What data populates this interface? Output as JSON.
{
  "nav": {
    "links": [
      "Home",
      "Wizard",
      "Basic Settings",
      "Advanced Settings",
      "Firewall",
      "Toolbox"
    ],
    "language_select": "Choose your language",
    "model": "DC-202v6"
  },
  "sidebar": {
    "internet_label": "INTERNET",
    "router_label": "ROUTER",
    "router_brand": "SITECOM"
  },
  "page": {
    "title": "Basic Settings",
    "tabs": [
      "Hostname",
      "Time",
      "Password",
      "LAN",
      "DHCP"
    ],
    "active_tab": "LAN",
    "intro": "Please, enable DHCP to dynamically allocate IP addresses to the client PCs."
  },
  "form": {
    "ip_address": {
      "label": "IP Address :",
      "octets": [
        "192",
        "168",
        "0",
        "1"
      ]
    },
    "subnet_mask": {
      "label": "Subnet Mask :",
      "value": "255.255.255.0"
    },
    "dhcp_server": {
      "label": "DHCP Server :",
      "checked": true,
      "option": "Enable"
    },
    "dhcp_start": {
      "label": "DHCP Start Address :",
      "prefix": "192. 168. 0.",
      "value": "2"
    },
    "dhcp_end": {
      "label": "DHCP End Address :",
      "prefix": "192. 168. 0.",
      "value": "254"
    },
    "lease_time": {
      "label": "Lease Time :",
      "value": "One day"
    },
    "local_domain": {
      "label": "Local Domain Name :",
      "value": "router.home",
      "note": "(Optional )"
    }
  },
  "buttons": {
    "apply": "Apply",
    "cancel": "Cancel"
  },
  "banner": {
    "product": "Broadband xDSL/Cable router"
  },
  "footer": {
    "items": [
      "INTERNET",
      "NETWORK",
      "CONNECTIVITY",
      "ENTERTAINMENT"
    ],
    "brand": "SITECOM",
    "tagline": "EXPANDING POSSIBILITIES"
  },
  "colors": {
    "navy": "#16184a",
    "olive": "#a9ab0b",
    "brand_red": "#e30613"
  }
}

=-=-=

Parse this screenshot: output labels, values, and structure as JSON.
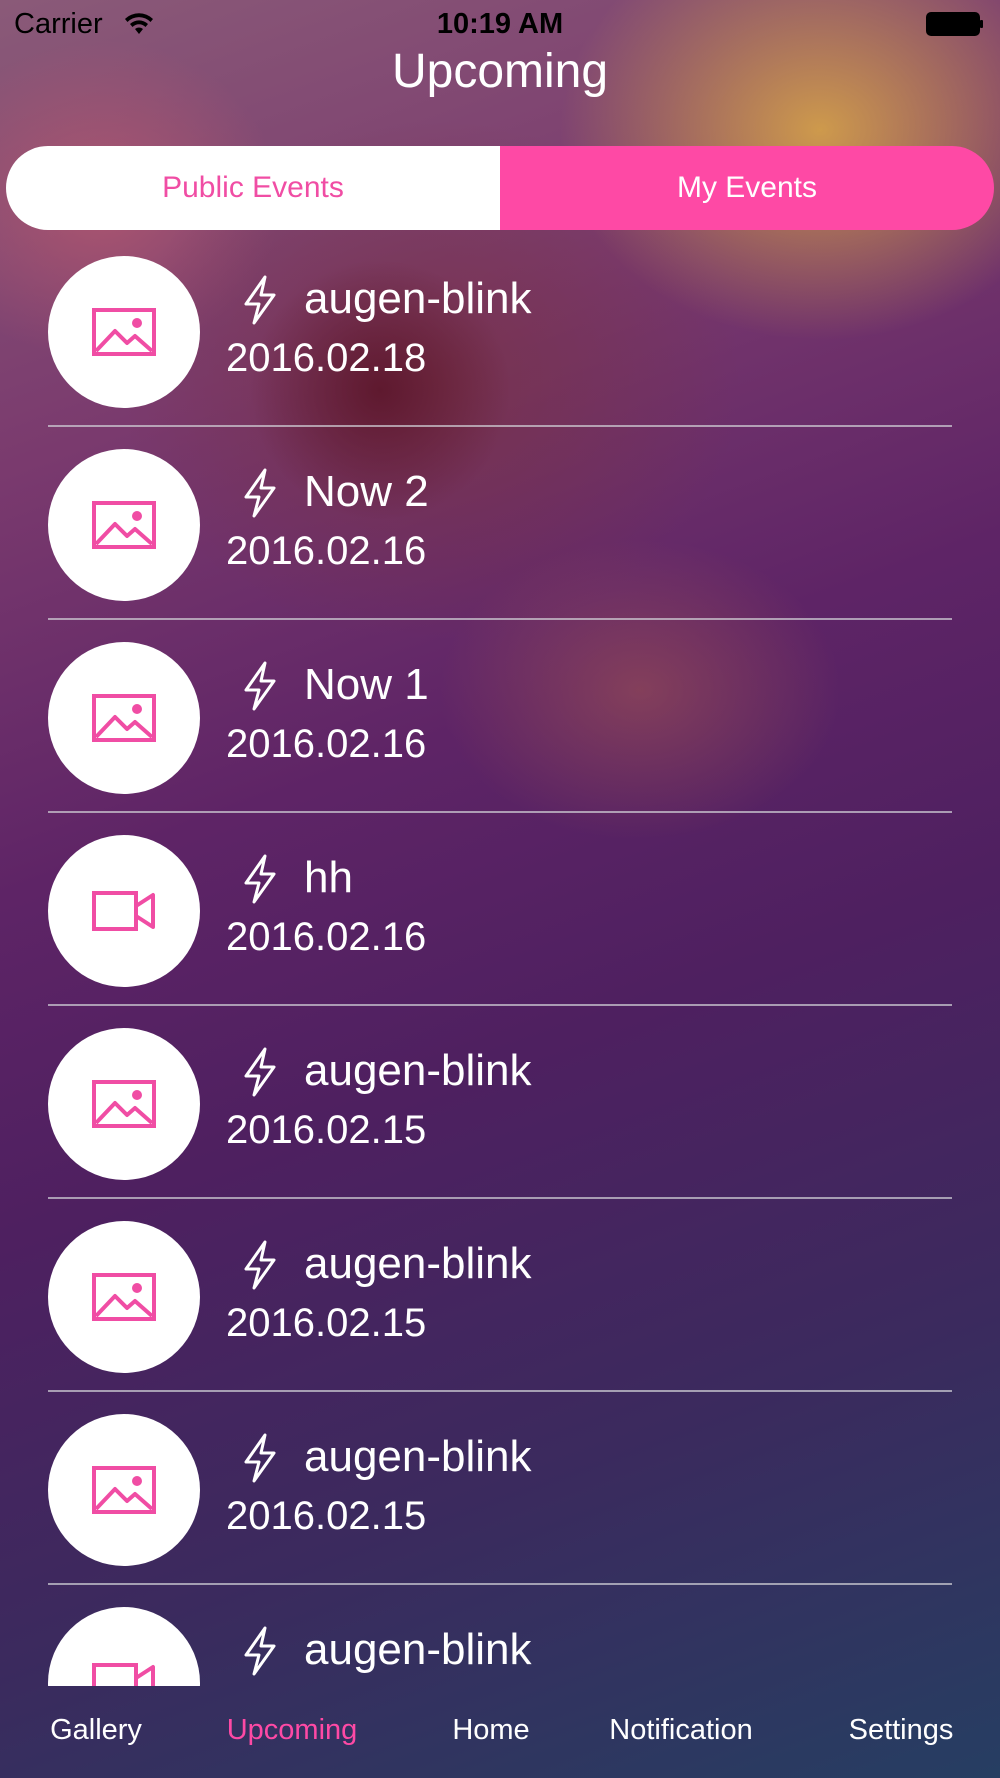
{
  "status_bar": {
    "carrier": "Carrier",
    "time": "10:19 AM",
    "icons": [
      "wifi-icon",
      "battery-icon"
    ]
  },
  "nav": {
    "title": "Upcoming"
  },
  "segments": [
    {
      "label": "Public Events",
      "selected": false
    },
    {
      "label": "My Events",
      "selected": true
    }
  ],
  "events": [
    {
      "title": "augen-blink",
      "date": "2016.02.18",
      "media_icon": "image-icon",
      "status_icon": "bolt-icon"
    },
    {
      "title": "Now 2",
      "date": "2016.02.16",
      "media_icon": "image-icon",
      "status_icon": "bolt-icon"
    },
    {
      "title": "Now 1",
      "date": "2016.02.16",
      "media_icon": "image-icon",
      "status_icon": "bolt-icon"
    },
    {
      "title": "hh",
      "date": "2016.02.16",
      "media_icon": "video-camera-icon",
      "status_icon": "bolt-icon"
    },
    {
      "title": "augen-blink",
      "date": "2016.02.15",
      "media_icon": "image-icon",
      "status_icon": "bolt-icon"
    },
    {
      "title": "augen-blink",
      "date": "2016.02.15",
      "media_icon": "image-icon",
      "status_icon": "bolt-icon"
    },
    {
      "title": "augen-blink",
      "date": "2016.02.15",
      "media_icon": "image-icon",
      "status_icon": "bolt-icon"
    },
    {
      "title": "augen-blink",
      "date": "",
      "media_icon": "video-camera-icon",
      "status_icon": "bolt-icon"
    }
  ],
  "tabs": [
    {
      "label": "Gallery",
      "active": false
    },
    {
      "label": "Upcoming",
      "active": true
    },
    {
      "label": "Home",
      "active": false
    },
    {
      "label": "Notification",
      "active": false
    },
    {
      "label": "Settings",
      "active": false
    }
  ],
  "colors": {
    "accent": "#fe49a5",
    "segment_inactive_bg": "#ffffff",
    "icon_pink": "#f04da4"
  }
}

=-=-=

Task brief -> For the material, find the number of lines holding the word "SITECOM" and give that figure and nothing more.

Exercise response -> 2